Key track: “Honeycomb”

Mondo Cozmo

Mondo Cozmo’s Mr Joshua Ostrander, formerly of the American indie band Eastern Conference Champions, unveiled his new project last spring, with the song “Hold On To Me”. A ramshackle, declamatory, Mr Bob Dylan-indebted call to arms for inclusiveness and community spirit, it is spoken of in hushed tones by its small army of fans, who believe it is one of the greatest smash-hit singles that never was. Subsequent songs “Shine” and “Plastic Soul” (the latter initially only available, owing to problems with sample clearance, if you emailed the singer’s lawyer) confirmed the impression of a maverick songwriter who is just one lucky break away from crossing over to ubiquity.

Key track: “Hold On To Me”

Rag'n'Bone Man

It is tempting to describe Mr Rory Graham, the Sussex singer who trades under the name Rag’n’Bone Man, as a gentle giant. In person, the towering, hirsute and heavily tattooed musician is charm itself, for all that he looks like a particularly unyielding nightclub bouncer. But there is nothing gentle about Mr Graham’s voice. A bellowing, gravelly blues holler, it brooks no opposition – as confirmed by his single “Human” reaching number one in four European countries. Now, having just scooped the 2017 Brits Critics’ Choice award (previous winners include Adele, Ms Emeli Sandé and Ms Ellie Goulding), Mr Graham looks set to go stratospheric.

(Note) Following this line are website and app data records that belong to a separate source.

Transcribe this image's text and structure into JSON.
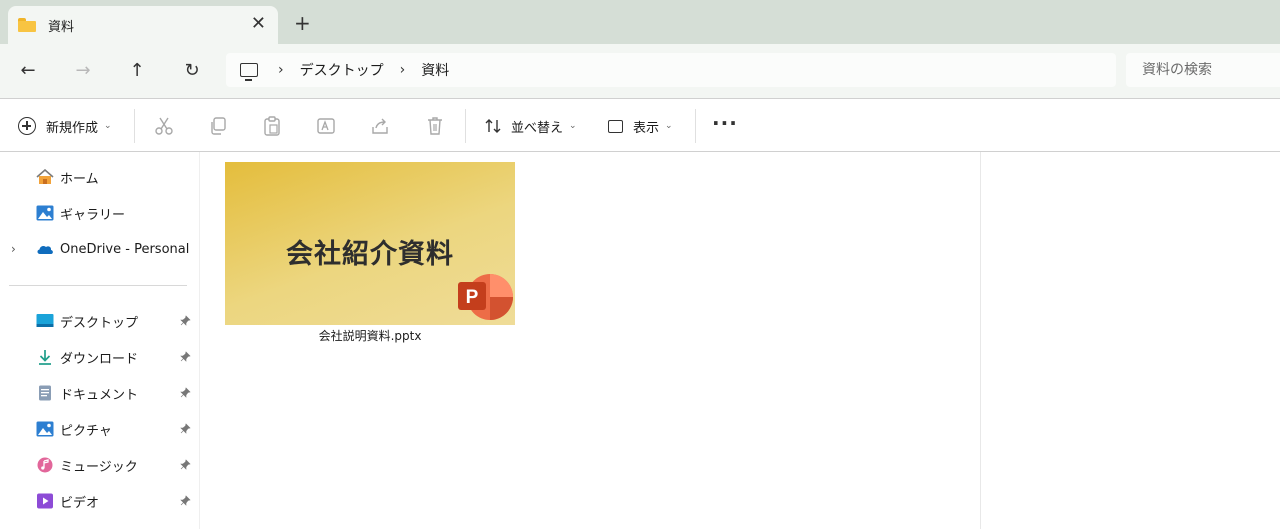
{
  "window": {
    "tab_title": "資料",
    "close_label": "✕",
    "newtab_label": "+"
  },
  "nav": {
    "back": "←",
    "forward": "→",
    "up": "↑",
    "refresh": "↻"
  },
  "address": {
    "sep": "›",
    "crumbs": [
      "デスクトップ",
      "資料"
    ]
  },
  "search": {
    "placeholder": "資料の検索"
  },
  "commands": {
    "new_label": "新規作成",
    "sort_label": "並べ替え",
    "view_label": "表示",
    "chevron": "⌄",
    "more_label": "···"
  },
  "sidebar": {
    "items": [
      {
        "label": "ホーム",
        "icon": "home-icon"
      },
      {
        "label": "ギャラリー",
        "icon": "gallery-icon"
      },
      {
        "label": "OneDrive - Personal",
        "icon": "onedrive-icon",
        "expander": "›"
      }
    ],
    "pinned": [
      {
        "label": "デスクトップ",
        "icon": "desktop-icon"
      },
      {
        "label": "ダウンロード",
        "icon": "download-icon"
      },
      {
        "label": "ドキュメント",
        "icon": "documents-icon"
      },
      {
        "label": "ピクチャ",
        "icon": "pictures-icon"
      },
      {
        "label": "ミュージック",
        "icon": "music-icon"
      },
      {
        "label": "ビデオ",
        "icon": "videos-icon"
      }
    ],
    "pin_glyph": "📌"
  },
  "files": [
    {
      "name": "会社説明資料.pptx",
      "thumb_title": "会社紹介資料",
      "badge_letter": "P"
    }
  ],
  "colors": {
    "tabbar": "#d5ded6",
    "toolbar": "#f3f6f3",
    "ppt_orange": "#d35230",
    "folder_yellow": "#f8c442"
  }
}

Key track: “Human”


The Swedish singer, who grew up in the woods on a folk commune and was only exposed to pop music in her late teens, released “Porcelain”, her debut single, earlier this year, and caused a minor stir. It was “Amelia”, Porcelain’s extraordinary follow-up, that gave Skott real traction: a song that nods to the experimentalism of Ms Kate Bush, with a side order of dubstep and dashes of Queen-like rock bombast, it was by a country mile one of the most bracingly original songs of 2016. Judging by the new material we’ve heard, there is more of the same to come.

Key track: “Amelia”


The Baltimore-born 6LACK (pronounced “black”), aka Mr Ricardo Valentine, is part of the Atlanta collection LVRN, which also spawned Raury. His recently released debut album, Free 6LACK, followed the huge success of the single PRBLMS. Both showcase his engrossing, wildly eclectic approach to music-making, here chilling alt-RnB, there bass-heavy trap, with narrative-rich lyrics rapped or sung, and hitting hard in either iteration. Parallels have been drawn with The Weeknd’s navel-gazing, inventory-taking solipsism; given Mr Abel Tesfaye’s chart-crushing stats, such comparisons are unlikely to trouble Mr Valentine.

Key track: PRBLMS